“The world now contains more photographs than bricks, and they are, astonishingly, all different.”
John Szarkowski, William Eggleston’s Guide, 1976

‘How far should you go with photography?’ Well I’d suggest you should go far as you need to go, to say what you want to say. But we can only, truthfully, answer that question in relation to ourselves. ‘Do we (I) really need photography?’ Well, to tell you that ‘I’m a photographer’ now I might have to acknowledge my insignificance in an ever expanding ocean. But, at the very least our photography will be a record of our subjective perspective of our time. But more than this, if you slow down, and consider it, photography has a unique ability, to teach us how to see, listen and understand. And to pursue an education from our primary senses, seems, to me, to be a more than worthwhile pastime, for any small fish.

How far should you go with photography? Coalville Photographed via YouTube.

Chris Mear: The Second Video From Coalville Photographed

Coalville Photographed, By Graham Ellis
A Series of Short Films By Christopher Mear

We introduced Chris and his new project in a previous blog post and it's now time for us to showcase the second video in the series. Chris has written another piece for the post this week which gives some more context to the work.

Because of something that you've started Coalville Photographed video via YouTube.

The exploitation of the famous ‘black diamond’ was central to the economy and communities of Coalville and its surrounding parts of Leicestershire for centuries. Not only did the coalfield play a significant role in the history of British mining, but the communities that were built in and around it have shaped both the local landscape and the heritage of the people who live and work here today. Every aspect of the areas cultural identity was centred around the pits, so with the infamous demise of the coal mining industry, in the 80's and 90's, came a long period of unsettledness and uncertainty for this young and small mining town.

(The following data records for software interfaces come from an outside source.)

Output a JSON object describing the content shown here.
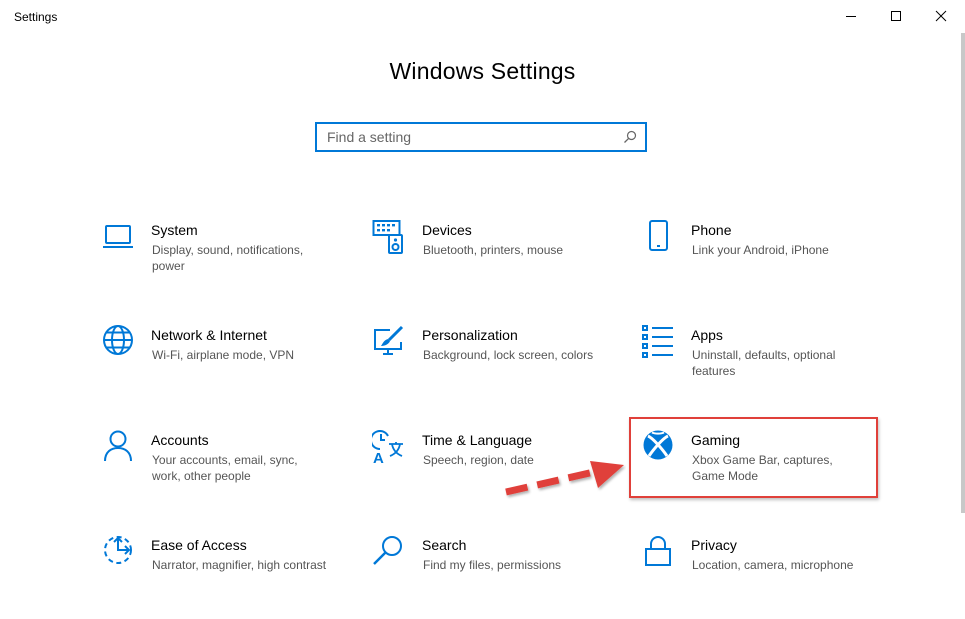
{
  "window": {
    "app_title": "Settings",
    "controls": [
      "minimize",
      "maximize",
      "close"
    ]
  },
  "header": {
    "title": "Windows Settings"
  },
  "search": {
    "placeholder": "Find a setting",
    "value": ""
  },
  "tiles": [
    {
      "name": "System",
      "desc": "Display, sound, notifications, power",
      "icon": "laptop-icon"
    },
    {
      "name": "Devices",
      "desc": "Bluetooth, printers, mouse",
      "icon": "keyboard-speaker-icon"
    },
    {
      "name": "Phone",
      "desc": "Link your Android, iPhone",
      "icon": "phone-icon"
    },
    {
      "name": "Network & Internet",
      "desc": "Wi-Fi, airplane mode, VPN",
      "icon": "globe-icon"
    },
    {
      "name": "Personalization",
      "desc": "Background, lock screen, colors",
      "icon": "paint-screen-icon"
    },
    {
      "name": "Apps",
      "desc": "Uninstall, defaults, optional features",
      "icon": "apps-list-icon"
    },
    {
      "name": "Accounts",
      "desc": "Your accounts, email, sync, work, other people",
      "icon": "person-icon"
    },
    {
      "name": "Time & Language",
      "desc": "Speech, region, date",
      "icon": "clock-language-icon"
    },
    {
      "name": "Gaming",
      "desc": "Xbox Game Bar, captures, Game Mode",
      "icon": "xbox-icon"
    },
    {
      "name": "Ease of Access",
      "desc": "Narrator, magnifier, high contrast",
      "icon": "ease-of-access-icon"
    },
    {
      "name": "Search",
      "desc": "Find my files, permissions",
      "icon": "search-icon"
    },
    {
      "name": "Privacy",
      "desc": "Location, camera, microphone",
      "icon": "lock-icon"
    }
  ],
  "colors": {
    "accent": "#0078d7",
    "highlight": "#e0403a",
    "desc_text": "#555555"
  }
}
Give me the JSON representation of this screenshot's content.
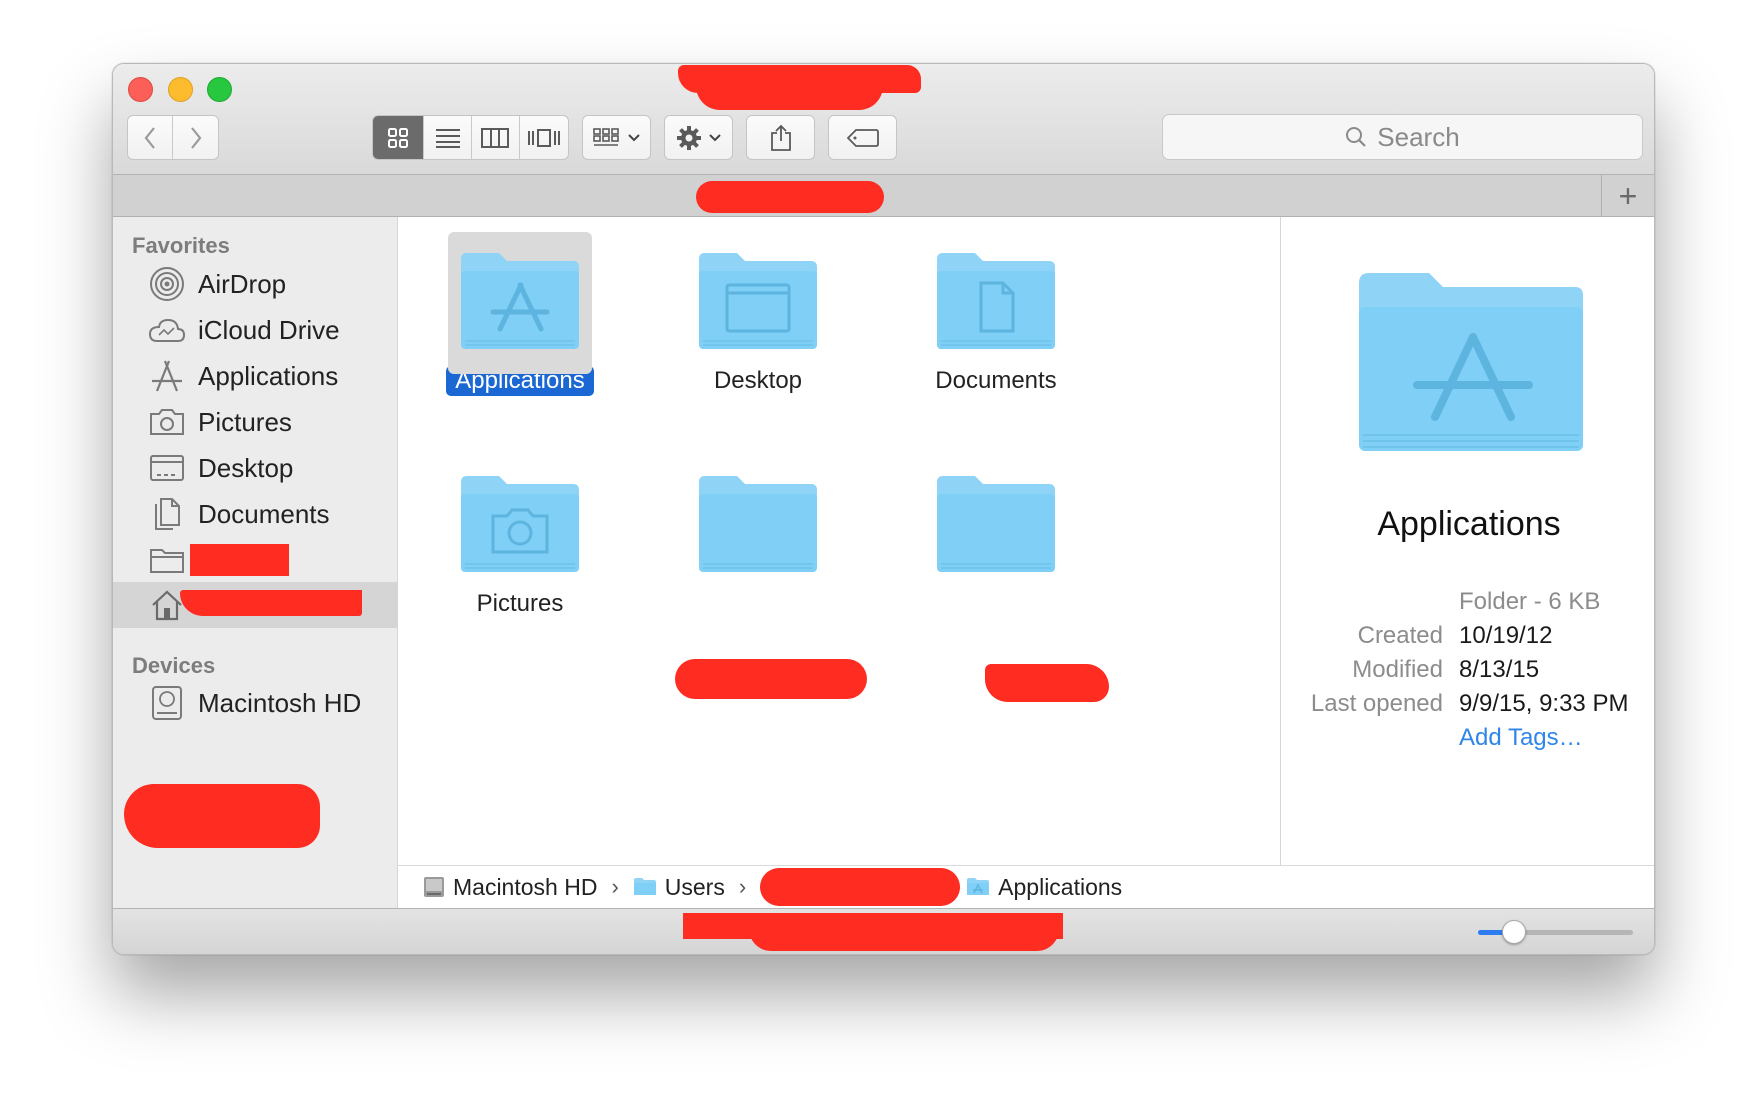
{
  "window": {
    "toolbar": {
      "search_placeholder": "Search"
    },
    "tab_add_label": "+"
  },
  "sidebar": {
    "favorites_header": "Favorites",
    "favorites": [
      {
        "label": "AirDrop",
        "icon": "airdrop-icon"
      },
      {
        "label": "iCloud Drive",
        "icon": "cloud-icon"
      },
      {
        "label": "Applications",
        "icon": "applications-icon"
      },
      {
        "label": "Pictures",
        "icon": "camera-icon"
      },
      {
        "label": "Desktop",
        "icon": "desktop-icon"
      },
      {
        "label": "Documents",
        "icon": "documents-icon"
      }
    ],
    "devices_header": "Devices",
    "devices": [
      {
        "label": "Macintosh HD",
        "icon": "hard-drive-icon"
      }
    ]
  },
  "content": {
    "items": [
      {
        "name": "Applications",
        "icon": "applications-folder-icon",
        "selected": true
      },
      {
        "name": "Desktop",
        "icon": "desktop-folder-icon"
      },
      {
        "name": "Documents",
        "icon": "documents-folder-icon"
      },
      {
        "name": "Pictures",
        "icon": "pictures-folder-icon"
      }
    ]
  },
  "preview": {
    "title": "Applications",
    "kind": "Folder - 6 KB",
    "created_label": "Created",
    "created_value": "10/19/12",
    "modified_label": "Modified",
    "modified_value": "8/13/15",
    "last_opened_label": "Last opened",
    "last_opened_value": "9/9/15, 9:33 PM",
    "add_tags": "Add Tags…"
  },
  "pathbar": {
    "crumbs": [
      "Macintosh HD",
      "Users",
      "Applications"
    ],
    "separator": "›"
  },
  "statusbar": {
    "icon_size_fraction": 0.23
  },
  "colors": {
    "folder_blue": "#7fcff6",
    "selection_blue": "#1b67d3",
    "link_blue": "#2f85ea",
    "redaction_red": "#ff2c22"
  }
}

In a positive move, soon after the last coal mine was closed, Leicestershire County Council unveiled Snibston Discovery Museum. Situated on the site of Coalville’s former Snibston Colliery, the museum offered both a hub for the community and a national attraction. A place to enjoy and celebrate, but most importantly, to learn from the history which has made Coalville, and its near and far surroundings, what it is today. Less than a decade after the loss of the industry that both gave birth and supported the town through thick and thin, peace and war, a significant element of it was reborn. Offering a glimpse into the future through the regeneration of its old and trusty heart.

Coincidentally, as I was commissioned by Snibston to produce my project Just Passing By (2014), and as I began to work with Graham on Coalville Photographed. Leicestershire County Council publicly announced that they are facing their ‘biggest ever financial challenge’. Soon after this announcement there came a public proposal to refocus Snibston Discovery Museum into a smaller museum ‘more directly linked to the story of coal mining’. This would include demolishing the current museum and selling the land for redevelopment. 

On the day of closure, in late July, 2015, after the last admission to the museum was made, people from all over the country suddenly appeared and formed a very British showing of solidarity - #QueueForSnibston.

On the day of closure, in late July, 2015, after the last admission to the museum was made, people from all over the country suddenly appeared and formed a very British showing of solidarity - #QueueForSnibston.

Snibston Discovery Museum, Coalville, 2016.

Snibston Discovery Museum, Coalville, 2016.

Earlier this year, after several prolonged and passionate protests and legal challenges by the local community, Snibston Discovery Museum was demolished along with the County Councils public acknowledgement that the smaller museum, ‘more directly linked to the story of coal mining’, was unachievable.


To find out more about Chris and his series Just Passing By, see our feature with him here.